---------- Records provided ----------

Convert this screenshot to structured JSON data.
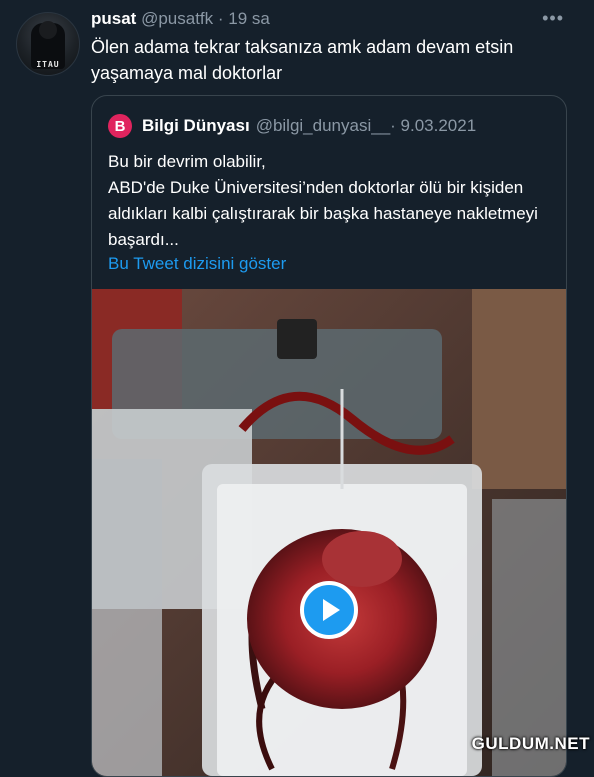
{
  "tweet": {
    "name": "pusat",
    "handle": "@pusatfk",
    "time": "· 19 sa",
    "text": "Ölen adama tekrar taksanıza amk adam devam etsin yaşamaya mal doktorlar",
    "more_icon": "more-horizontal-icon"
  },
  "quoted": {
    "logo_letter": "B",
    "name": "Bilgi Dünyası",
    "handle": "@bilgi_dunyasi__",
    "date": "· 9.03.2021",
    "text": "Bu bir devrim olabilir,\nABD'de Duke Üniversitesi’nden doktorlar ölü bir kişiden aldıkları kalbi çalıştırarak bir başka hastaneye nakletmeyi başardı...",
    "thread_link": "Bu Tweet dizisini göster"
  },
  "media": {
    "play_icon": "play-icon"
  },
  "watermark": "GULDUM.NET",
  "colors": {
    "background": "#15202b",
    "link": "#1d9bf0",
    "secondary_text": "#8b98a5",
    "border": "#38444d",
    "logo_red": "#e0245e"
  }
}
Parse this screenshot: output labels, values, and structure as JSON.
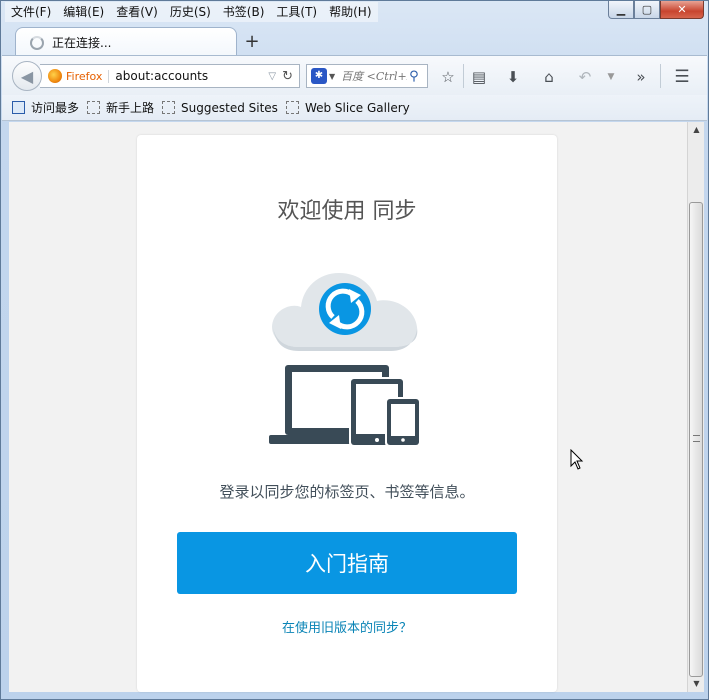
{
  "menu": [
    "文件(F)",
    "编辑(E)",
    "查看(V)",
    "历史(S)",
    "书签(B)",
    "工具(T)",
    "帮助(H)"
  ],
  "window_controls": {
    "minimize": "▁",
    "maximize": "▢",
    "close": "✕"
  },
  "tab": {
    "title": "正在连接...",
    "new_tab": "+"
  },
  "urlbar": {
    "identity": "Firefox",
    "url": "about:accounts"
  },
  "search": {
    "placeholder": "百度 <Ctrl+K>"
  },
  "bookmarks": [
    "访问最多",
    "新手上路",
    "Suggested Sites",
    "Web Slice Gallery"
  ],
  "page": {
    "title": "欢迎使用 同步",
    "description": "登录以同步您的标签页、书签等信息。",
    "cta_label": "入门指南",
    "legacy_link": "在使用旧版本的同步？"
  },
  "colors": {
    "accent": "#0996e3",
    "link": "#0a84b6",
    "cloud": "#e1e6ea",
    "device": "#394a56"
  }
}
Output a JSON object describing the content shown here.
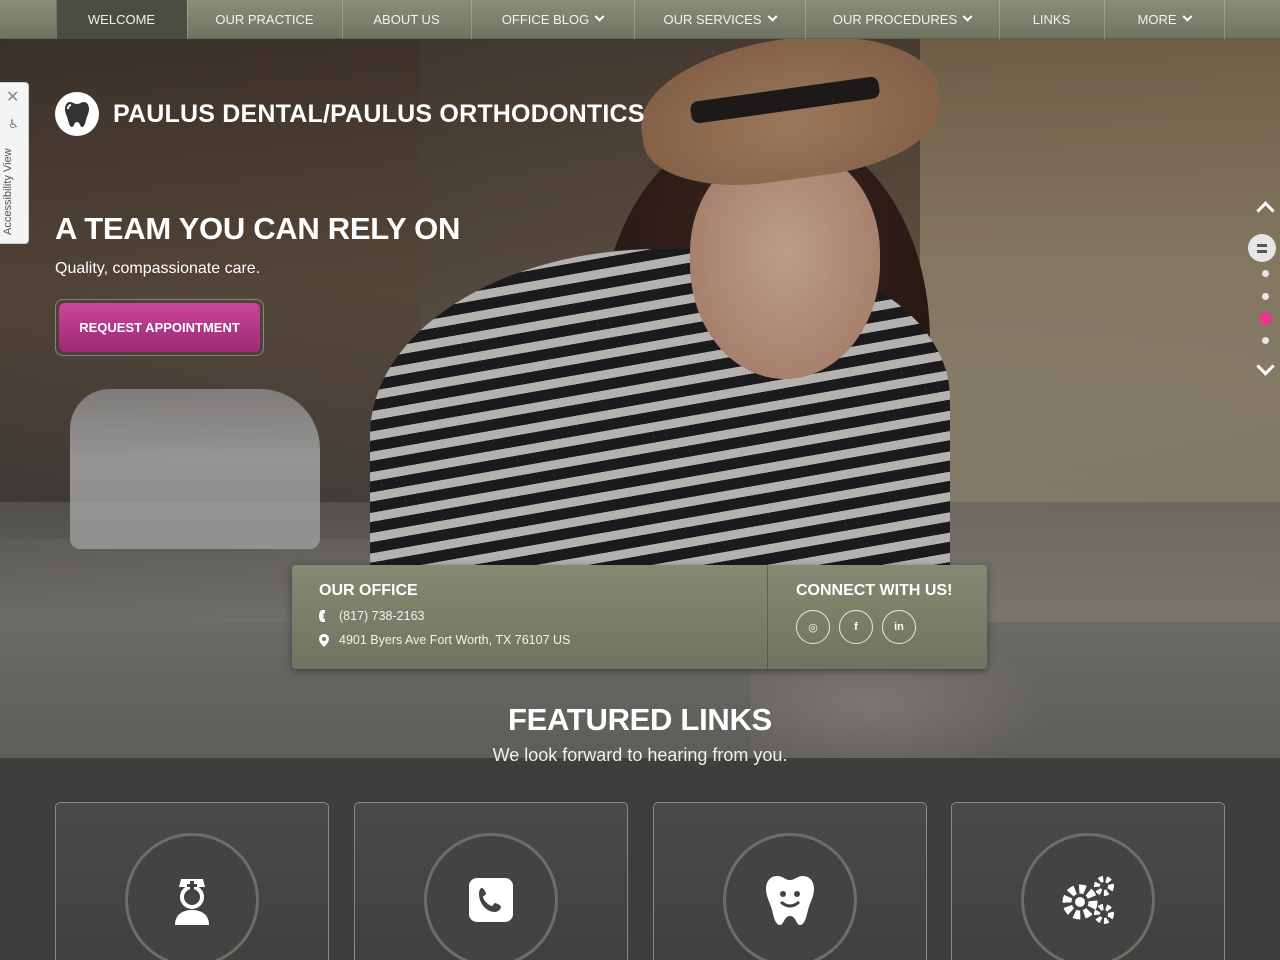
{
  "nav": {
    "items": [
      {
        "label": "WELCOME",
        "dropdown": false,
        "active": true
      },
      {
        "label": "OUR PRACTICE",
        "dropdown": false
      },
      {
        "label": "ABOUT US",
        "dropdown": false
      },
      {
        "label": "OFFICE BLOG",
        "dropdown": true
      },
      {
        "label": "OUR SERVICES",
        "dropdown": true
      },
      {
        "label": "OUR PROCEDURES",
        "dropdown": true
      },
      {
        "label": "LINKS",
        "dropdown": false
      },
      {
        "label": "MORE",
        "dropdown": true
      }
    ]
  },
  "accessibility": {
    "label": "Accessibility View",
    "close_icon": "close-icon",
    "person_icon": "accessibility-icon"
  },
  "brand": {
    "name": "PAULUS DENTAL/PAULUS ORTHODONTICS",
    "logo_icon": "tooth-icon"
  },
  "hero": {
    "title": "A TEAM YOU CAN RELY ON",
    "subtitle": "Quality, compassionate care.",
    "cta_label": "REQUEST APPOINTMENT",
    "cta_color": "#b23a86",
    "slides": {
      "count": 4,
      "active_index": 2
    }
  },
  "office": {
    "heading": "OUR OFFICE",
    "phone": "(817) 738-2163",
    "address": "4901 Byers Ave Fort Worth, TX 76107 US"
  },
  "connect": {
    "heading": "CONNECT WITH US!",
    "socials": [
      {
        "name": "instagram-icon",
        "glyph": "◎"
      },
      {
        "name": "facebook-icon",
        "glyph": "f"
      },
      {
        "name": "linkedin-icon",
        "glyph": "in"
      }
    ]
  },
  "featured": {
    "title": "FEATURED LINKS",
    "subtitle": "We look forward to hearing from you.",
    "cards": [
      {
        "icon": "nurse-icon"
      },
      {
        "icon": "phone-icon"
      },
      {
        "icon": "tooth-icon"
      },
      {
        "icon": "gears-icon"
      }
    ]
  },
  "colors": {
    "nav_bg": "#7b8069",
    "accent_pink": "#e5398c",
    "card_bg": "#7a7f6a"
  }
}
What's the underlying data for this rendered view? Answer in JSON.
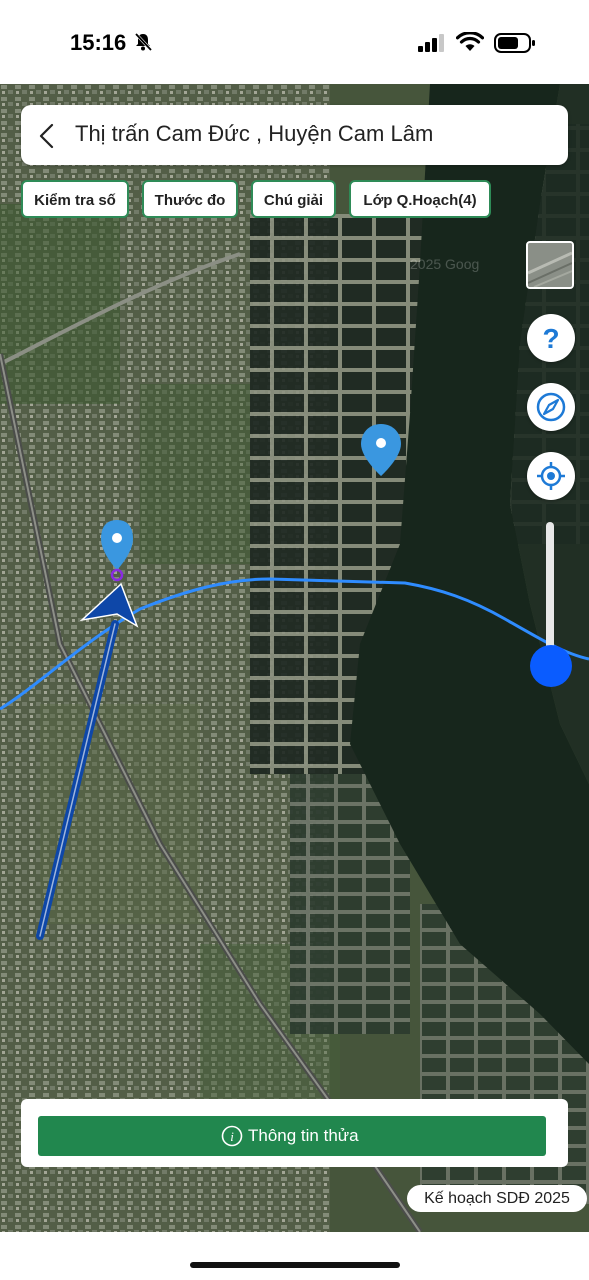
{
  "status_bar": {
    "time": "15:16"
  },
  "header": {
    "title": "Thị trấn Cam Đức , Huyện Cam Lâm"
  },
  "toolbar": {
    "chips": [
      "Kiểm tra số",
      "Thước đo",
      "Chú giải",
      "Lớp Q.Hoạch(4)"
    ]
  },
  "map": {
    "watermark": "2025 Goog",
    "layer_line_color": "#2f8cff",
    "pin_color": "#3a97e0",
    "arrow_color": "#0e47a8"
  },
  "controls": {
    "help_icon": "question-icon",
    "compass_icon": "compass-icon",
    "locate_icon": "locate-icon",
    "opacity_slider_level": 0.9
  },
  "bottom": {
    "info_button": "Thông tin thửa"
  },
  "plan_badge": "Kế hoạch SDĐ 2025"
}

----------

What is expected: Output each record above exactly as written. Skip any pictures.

Task solution:
Convert this screenshot to structured JSON data.
{
  "tweet": {
    "name": "pusat",
    "handle": "@pusatfk",
    "time": "· 19 sa",
    "text": "Ölen adama tekrar taksanıza amk adam devam etsin yaşamaya mal doktorlar",
    "more_icon": "more-horizontal-icon"
  },
  "quoted": {
    "logo_letter": "B",
    "name": "Bilgi Dünyası",
    "handle": "@bilgi_dunyasi__",
    "date": "· 9.03.2021",
    "text": "Bu bir devrim olabilir,\nABD'de Duke Üniversitesi’nden doktorlar ölü bir kişiden aldıkları kalbi çalıştırarak bir başka hastaneye nakletmeyi başardı...",
    "thread_link": "Bu Tweet dizisini göster"
  },
  "media": {
    "play_icon": "play-icon"
  },
  "watermark": "GULDUM.NET",
  "colors": {
    "background": "#15202b",
    "link": "#1d9bf0",
    "secondary_text": "#8b98a5",
    "border": "#38444d",
    "logo_red": "#e0245e"
  }
}
Parse this screenshot: output labels, values, and structure as JSON.
{
  "menu": [
    "文件(F)",
    "编辑(E)",
    "查看(V)",
    "历史(S)",
    "书签(B)",
    "工具(T)",
    "帮助(H)"
  ],
  "window_controls": {
    "minimize": "▁",
    "maximize": "▢",
    "close": "✕"
  },
  "tab": {
    "title": "正在连接...",
    "new_tab": "+"
  },
  "urlbar": {
    "identity": "Firefox",
    "url": "about:accounts"
  },
  "search": {
    "placeholder": "百度 <Ctrl+K>"
  },
  "bookmarks": [
    "访问最多",
    "新手上路",
    "Suggested Sites",
    "Web Slice Gallery"
  ],
  "page": {
    "title": "欢迎使用 同步",
    "description": "登录以同步您的标签页、书签等信息。",
    "cta_label": "入门指南",
    "legacy_link": "在使用旧版本的同步？"
  },
  "colors": {
    "accent": "#0996e3",
    "link": "#0a84b6",
    "cloud": "#e1e6ea",
    "device": "#394a56"
  }
}
Output a JSON object describing the content shown here.
{
  "nav": {
    "items": [
      {
        "label": "WELCOME",
        "dropdown": false,
        "active": true
      },
      {
        "label": "OUR PRACTICE",
        "dropdown": false
      },
      {
        "label": "ABOUT US",
        "dropdown": false
      },
      {
        "label": "OFFICE BLOG",
        "dropdown": true
      },
      {
        "label": "OUR SERVICES",
        "dropdown": true
      },
      {
        "label": "OUR PROCEDURES",
        "dropdown": true
      },
      {
        "label": "LINKS",
        "dropdown": false
      },
      {
        "label": "MORE",
        "dropdown": true
      }
    ]
  },
  "accessibility": {
    "label": "Accessibility View",
    "close_icon": "close-icon",
    "person_icon": "accessibility-icon"
  },
  "brand": {
    "name": "PAULUS DENTAL/PAULUS ORTHODONTICS",
    "logo_icon": "tooth-icon"
  },
  "hero": {
    "title": "A TEAM YOU CAN RELY ON",
    "subtitle": "Quality, compassionate care.",
    "cta_label": "REQUEST APPOINTMENT",
    "cta_color": "#b23a86",
    "slides": {
      "count": 4,
      "active_index": 2
    }
  },
  "office": {
    "heading": "OUR OFFICE",
    "phone": "(817) 738-2163",
    "address": "4901 Byers Ave Fort Worth, TX 76107 US"
  },
  "connect": {
    "heading": "CONNECT WITH US!",
    "socials": [
      {
        "name": "instagram-icon",
        "glyph": "◎"
      },
      {
        "name": "facebook-icon",
        "glyph": "f"
      },
      {
        "name": "linkedin-icon",
        "glyph": "in"
      }
    ]
  },
  "featured": {
    "title": "FEATURED LINKS",
    "subtitle": "We look forward to hearing from you.",
    "cards": [
      {
        "icon": "nurse-icon"
      },
      {
        "icon": "phone-icon"
      },
      {
        "icon": "tooth-icon"
      },
      {
        "icon": "gears-icon"
      }
    ]
  },
  "colors": {
    "nav_bg": "#7b8069",
    "accent_pink": "#e5398c",
    "card_bg": "#7a7f6a"
  }
}
What's the underlying data for this rendered view? Answer in JSON.
{
  "status_bar": {
    "time": "15:16"
  },
  "header": {
    "title": "Thị trấn Cam Đức , Huyện Cam Lâm"
  },
  "toolbar": {
    "chips": [
      "Kiểm tra số",
      "Thước đo",
      "Chú giải",
      "Lớp Q.Hoạch(4)"
    ]
  },
  "map": {
    "watermark": "2025 Goog",
    "layer_line_color": "#2f8cff",
    "pin_color": "#3a97e0",
    "arrow_color": "#0e47a8"
  },
  "controls": {
    "help_icon": "question-icon",
    "compass_icon": "compass-icon",
    "locate_icon": "locate-icon",
    "opacity_slider_level": 0.9
  },
  "bottom": {
    "info_button": "Thông tin thửa"
  },
  "plan_badge": "Kế hoạch SDĐ 2025"
}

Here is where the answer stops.